Rigo 23’s Madre Tierra (Mother Earth) heightens the tension by encouraging viewers to pass through narrow passageways created by his towering white walls -- vertical extrusions from a gigantic version of the American flag spread across the floor. Along one of the white walls, handwritten facts and figures chart the United States’ endless involvement in international conflict. These are the facts Rigo finds “exceptional”: the ability for a country to preach peace, equality and democracy while practicing none of the above.
Ala Ebtekar’s contribution to the exhibition expands the concept of “citizenship” beyond national boundaries, asking viewers to consider their roles as global citizens. In Luminous Ground, he transfers the first ultra-deep wide field image of the universe, taken by the Hubble Space Telescope, onto square tiles made from California soil. Rendered in a cyanotype process, the field of stars shifts between macro and micro scales, sometimes resembling a Pollock-esque action painting instead of the distant night sky. It's a hopeful, more optimistic note to end on, as long as you don't dwell too much on the distance between an embrace of global citizenship and the current state of the world.
The fact that the projects in Be Not Still come from the artists themselves is a rare kind of institutional generosity. The structure of the year-long exhibition series (Part 2 opens with four new artists in June) places trust in visual art and artists -- to address difficult issues and to spark generative conversations. These are the kinds of encounters that might bring us to a greater understanding of our own convictions, even in the midst of uncertain times.
'Be Not Still: Living in Uncertain Times, Part 1' is on view at the di Rosa Center for Contemporary Art through May 27, 2018. For more information, click here.

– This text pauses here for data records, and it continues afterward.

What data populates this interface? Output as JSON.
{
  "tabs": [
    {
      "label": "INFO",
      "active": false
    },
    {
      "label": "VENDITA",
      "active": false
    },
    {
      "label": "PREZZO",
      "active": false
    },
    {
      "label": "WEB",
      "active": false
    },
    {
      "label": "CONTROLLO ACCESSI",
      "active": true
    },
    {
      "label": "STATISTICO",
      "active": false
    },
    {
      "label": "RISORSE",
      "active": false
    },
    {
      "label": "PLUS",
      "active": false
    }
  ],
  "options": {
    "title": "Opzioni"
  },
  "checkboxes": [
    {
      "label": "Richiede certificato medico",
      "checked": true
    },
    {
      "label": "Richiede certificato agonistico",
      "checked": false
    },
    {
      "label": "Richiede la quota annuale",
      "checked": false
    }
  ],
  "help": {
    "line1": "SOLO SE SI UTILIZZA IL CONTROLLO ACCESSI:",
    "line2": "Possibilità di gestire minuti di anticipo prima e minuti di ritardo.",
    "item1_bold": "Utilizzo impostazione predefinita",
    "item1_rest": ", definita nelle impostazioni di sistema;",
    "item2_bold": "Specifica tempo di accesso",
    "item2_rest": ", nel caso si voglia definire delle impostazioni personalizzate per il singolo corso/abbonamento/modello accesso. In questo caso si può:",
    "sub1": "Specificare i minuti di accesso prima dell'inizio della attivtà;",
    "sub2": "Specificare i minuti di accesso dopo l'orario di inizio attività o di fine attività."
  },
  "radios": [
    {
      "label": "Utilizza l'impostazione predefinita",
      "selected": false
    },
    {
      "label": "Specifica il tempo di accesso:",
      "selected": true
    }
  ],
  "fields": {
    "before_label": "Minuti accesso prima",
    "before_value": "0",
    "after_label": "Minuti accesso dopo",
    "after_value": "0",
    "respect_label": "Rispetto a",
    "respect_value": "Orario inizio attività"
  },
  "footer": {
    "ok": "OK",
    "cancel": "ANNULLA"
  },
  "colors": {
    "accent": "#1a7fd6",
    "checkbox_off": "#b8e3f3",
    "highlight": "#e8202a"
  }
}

For arts stories you won't read anywhere else, come to KQED's Arts and Culture desk.